Not the greeting I had expected to hear, and certainly not from a woman Border Agent in the middle of the Alaska/Yukon wilderness. After a day and a half with two preschoolers just out of sight enough to torment each other with the precision of a neurosurgeon, an interrogation into the whereabouts of my spouse just about did me in.
Here is how the conversation proceeded from the time I roared up too fast in the Mini-Van, O'Jays blaring from the open window. My desired, although not necessarily voiced, responses are in parentheses.
Agent: "Welcome to Beaver Creek. Are these both your children?"
Me: "No, Ma'am." (They are in fact, nobody's children after driving all this way with them kicking me in the kidneys).
Agent: "Do you have the birth certificate for your child?"
Me: "No, why would I need that?" (You dumb bimbo, that's why we have passports, issued by our Department of Homeland Insecurity.)
Agent: "Are you married? Where is the child's father?"
Me: "I am married, last time I looked. The child's father is in Anchorage."
(Likely having a cold beer and thanking his lucky stars he is not here talking with you.)
Agent: "I need a Notarized copy of the birth certificate, AND a notarized note stating you have permission to take the child out of the country."
Me: "WHAT!?" (Oh My God, are we trapped in Beaver Creek, where there is no internet, fax, or for all we know, flush toilets?)
Agent: "Do you see the father's name listed anywhere on the passport? How do I know you are not in a fight with him and are taking the kids?"
Me: "UHHHH, Right." (Look, you pre-menopausal witch, I'm about to unhook the car seat and leave the little darling with you and his Bob the Builder lunchbox if you're not careful).
Agent: "I'll let you go through this time. But you MUST get the note and the notarized birth certificate before you enter Canada. It is an obvious step."
Me: "Well, thank you so much." (No, an obvious step would be to slam the accelerator over your ugly black shoes.)

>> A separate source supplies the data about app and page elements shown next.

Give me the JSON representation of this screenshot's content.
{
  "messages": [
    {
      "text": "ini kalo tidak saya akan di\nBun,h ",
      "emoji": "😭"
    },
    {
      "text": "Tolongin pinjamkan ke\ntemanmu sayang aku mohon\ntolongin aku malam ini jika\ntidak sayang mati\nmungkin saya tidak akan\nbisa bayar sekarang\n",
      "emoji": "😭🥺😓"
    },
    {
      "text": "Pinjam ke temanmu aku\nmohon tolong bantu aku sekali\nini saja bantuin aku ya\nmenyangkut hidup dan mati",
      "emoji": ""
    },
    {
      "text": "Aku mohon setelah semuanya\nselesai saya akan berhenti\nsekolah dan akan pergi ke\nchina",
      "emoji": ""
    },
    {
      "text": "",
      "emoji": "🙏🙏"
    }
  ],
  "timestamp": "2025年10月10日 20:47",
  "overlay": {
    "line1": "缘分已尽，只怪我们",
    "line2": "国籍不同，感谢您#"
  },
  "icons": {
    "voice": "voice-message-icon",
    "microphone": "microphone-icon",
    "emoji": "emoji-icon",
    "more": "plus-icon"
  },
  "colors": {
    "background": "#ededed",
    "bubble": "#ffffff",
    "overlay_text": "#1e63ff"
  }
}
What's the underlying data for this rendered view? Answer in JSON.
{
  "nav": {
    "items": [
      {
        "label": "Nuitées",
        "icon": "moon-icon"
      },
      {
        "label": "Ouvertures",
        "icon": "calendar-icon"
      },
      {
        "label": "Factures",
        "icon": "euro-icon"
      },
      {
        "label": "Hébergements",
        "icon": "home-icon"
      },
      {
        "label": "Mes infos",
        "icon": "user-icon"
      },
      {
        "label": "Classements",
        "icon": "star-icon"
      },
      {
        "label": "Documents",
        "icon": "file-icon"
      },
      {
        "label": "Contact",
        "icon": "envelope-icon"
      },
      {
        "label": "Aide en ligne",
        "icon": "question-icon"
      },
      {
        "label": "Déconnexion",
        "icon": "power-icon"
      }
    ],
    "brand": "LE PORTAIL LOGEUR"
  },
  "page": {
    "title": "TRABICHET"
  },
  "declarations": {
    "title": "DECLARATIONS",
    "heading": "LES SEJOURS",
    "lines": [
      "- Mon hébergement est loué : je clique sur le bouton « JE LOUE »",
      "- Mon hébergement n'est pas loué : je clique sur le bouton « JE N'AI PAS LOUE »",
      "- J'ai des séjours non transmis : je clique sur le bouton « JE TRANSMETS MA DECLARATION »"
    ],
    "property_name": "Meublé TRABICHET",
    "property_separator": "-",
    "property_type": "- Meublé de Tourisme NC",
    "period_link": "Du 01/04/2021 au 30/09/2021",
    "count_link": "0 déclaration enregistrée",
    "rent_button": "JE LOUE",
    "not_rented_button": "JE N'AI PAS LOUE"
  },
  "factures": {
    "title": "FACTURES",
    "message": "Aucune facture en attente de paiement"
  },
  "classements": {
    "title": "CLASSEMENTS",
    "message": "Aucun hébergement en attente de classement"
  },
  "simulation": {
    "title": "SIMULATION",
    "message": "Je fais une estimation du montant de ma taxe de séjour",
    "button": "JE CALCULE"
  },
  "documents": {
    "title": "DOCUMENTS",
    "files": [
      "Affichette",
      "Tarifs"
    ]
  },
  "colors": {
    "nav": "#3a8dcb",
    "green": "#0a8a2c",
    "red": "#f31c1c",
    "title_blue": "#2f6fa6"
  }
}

The moral of this story is not to cross the Canadian border at Beaver Creek going South during the day shift.